WORK TO COMPLETE -> Among the entries below, find the lines with the word "Cylinder" and return them.
==== DATA EXCERPTS ====
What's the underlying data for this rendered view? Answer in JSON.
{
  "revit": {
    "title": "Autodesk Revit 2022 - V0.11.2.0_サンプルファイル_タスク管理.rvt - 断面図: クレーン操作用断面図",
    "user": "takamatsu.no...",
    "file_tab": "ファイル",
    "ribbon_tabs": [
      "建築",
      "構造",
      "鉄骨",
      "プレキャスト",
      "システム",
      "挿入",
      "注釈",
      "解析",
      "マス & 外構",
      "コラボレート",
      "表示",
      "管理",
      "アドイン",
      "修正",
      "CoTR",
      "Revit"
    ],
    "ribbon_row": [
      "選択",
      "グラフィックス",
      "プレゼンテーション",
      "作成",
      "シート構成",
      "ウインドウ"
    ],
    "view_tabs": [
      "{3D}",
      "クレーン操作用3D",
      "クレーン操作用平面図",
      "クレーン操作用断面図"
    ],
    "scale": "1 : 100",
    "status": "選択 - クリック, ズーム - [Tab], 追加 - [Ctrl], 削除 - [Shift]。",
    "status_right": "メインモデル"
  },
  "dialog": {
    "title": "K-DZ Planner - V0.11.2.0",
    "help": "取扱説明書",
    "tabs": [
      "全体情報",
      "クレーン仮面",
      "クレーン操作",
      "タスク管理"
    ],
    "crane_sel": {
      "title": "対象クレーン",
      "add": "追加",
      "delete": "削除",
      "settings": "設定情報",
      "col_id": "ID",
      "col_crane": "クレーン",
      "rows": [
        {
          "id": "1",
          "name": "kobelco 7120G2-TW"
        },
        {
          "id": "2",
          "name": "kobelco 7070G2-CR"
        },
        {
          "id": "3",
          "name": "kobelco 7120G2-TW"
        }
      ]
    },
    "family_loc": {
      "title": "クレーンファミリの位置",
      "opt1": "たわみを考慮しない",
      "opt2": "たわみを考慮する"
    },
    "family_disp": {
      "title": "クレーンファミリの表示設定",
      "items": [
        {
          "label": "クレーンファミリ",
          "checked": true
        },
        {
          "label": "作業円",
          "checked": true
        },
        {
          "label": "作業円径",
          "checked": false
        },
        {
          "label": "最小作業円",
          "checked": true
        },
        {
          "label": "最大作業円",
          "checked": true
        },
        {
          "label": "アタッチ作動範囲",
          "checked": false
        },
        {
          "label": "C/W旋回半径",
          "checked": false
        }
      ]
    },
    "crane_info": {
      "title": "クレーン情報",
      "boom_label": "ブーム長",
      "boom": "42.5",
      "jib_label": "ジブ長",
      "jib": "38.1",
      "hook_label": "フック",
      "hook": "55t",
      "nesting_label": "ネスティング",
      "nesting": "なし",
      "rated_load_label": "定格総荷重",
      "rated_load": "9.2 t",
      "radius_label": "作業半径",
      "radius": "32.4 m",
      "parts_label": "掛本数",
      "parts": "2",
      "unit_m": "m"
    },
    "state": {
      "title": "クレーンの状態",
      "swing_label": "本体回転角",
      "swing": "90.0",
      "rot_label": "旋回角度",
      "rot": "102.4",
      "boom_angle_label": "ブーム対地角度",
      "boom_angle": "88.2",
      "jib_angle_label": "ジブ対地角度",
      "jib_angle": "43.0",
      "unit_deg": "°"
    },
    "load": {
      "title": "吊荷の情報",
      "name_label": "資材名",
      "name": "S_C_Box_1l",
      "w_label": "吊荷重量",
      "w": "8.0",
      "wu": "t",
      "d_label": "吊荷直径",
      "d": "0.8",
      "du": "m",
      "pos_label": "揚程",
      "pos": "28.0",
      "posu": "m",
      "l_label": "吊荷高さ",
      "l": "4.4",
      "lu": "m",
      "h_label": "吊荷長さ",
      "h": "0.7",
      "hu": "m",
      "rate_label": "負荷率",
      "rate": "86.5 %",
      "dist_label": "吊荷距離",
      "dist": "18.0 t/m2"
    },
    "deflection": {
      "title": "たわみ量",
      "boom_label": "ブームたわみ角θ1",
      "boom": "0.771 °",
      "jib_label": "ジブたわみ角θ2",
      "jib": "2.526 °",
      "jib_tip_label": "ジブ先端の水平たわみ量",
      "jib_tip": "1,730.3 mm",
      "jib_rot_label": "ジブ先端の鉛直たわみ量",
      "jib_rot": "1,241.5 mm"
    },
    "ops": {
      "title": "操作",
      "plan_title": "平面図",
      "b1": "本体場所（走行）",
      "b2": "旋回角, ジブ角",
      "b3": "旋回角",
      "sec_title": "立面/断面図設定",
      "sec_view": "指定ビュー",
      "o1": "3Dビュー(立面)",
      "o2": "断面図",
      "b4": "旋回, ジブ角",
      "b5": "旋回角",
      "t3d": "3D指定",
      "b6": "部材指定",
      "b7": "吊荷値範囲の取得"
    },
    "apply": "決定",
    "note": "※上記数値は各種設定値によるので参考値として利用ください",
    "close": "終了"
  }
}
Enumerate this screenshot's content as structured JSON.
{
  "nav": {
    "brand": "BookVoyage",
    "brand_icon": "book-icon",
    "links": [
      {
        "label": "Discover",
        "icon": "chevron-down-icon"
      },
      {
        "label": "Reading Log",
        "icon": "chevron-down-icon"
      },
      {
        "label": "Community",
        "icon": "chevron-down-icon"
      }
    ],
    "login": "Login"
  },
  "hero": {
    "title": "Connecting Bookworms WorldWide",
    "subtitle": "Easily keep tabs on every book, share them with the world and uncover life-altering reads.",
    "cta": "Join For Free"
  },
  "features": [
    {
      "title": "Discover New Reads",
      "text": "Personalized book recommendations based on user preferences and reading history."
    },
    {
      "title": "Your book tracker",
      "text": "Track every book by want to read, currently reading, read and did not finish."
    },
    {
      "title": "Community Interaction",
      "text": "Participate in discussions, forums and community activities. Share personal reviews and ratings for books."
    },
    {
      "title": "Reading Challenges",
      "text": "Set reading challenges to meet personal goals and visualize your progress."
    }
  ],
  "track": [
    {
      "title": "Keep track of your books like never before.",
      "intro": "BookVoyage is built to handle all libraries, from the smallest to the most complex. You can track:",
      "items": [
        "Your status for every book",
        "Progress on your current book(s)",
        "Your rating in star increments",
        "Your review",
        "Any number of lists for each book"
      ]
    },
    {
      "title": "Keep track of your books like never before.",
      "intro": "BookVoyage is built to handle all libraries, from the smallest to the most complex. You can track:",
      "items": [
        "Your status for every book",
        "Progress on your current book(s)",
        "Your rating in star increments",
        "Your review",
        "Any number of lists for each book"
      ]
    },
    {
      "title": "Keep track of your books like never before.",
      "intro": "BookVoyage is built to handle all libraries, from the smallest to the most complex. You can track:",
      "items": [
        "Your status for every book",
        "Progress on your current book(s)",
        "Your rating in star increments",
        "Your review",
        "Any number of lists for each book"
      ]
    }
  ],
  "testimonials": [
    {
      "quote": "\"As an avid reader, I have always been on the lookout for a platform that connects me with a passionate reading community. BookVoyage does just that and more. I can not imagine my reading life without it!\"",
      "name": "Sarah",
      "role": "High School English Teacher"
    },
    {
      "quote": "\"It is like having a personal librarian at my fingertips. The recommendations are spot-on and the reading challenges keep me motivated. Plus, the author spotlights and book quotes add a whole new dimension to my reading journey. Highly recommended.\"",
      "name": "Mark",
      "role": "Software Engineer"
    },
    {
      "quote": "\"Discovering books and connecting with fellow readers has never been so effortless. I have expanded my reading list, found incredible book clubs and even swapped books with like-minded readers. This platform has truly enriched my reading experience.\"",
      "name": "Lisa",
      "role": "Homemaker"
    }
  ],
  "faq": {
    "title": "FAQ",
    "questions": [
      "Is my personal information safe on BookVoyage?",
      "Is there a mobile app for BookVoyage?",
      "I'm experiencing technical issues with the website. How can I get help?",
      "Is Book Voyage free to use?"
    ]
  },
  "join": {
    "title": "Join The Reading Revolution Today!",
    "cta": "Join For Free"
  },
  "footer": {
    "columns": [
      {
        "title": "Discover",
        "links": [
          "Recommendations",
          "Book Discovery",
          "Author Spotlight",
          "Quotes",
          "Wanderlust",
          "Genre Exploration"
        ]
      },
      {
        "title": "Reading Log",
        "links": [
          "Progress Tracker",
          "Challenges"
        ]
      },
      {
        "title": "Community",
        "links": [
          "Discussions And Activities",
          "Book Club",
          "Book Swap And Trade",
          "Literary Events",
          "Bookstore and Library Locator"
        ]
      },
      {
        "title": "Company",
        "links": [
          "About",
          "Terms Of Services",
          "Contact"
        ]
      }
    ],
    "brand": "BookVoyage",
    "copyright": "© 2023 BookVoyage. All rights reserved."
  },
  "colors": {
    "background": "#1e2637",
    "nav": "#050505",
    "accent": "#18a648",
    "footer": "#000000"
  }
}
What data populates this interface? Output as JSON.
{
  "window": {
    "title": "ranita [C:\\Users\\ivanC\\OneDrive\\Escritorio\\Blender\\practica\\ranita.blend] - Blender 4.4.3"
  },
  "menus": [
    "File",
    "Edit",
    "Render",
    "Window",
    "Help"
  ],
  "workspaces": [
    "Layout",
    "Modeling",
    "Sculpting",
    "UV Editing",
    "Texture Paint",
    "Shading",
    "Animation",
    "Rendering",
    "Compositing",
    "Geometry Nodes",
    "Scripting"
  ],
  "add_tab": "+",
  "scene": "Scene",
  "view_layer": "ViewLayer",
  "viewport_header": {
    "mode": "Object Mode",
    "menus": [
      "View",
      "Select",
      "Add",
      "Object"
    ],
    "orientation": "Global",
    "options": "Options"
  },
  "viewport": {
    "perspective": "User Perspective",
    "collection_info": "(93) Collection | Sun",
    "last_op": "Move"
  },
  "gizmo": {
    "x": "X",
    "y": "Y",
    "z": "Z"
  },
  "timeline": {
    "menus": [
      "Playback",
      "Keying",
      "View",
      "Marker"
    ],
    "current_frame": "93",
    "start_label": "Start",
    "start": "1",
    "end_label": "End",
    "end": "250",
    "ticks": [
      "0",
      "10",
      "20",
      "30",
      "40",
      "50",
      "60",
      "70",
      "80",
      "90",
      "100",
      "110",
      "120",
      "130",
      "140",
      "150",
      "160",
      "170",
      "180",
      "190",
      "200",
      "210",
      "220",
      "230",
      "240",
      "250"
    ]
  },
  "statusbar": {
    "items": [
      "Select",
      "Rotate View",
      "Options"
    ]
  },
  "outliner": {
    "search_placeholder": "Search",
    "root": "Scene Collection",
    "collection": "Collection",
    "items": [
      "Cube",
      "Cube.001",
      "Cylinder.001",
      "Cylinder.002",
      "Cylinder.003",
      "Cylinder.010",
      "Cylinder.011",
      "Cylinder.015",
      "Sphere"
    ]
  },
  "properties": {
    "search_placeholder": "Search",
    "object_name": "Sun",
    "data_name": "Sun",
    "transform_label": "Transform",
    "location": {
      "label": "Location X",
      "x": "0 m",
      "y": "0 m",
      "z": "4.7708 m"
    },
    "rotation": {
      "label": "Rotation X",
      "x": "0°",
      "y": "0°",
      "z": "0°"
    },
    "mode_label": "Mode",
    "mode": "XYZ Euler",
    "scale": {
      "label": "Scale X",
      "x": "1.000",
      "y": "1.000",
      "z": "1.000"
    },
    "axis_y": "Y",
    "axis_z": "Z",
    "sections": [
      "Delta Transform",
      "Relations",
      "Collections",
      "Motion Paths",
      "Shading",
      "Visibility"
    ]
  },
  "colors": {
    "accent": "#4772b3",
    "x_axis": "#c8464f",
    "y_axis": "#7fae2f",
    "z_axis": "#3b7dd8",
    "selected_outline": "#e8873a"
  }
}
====
ANSWER TO THE PROBLEM ->
      "Cylinder.001",
      "Cylinder.002",
      "Cylinder.003",
      "Cylinder.010",
      "Cylinder.011",
      "Cylinder.015",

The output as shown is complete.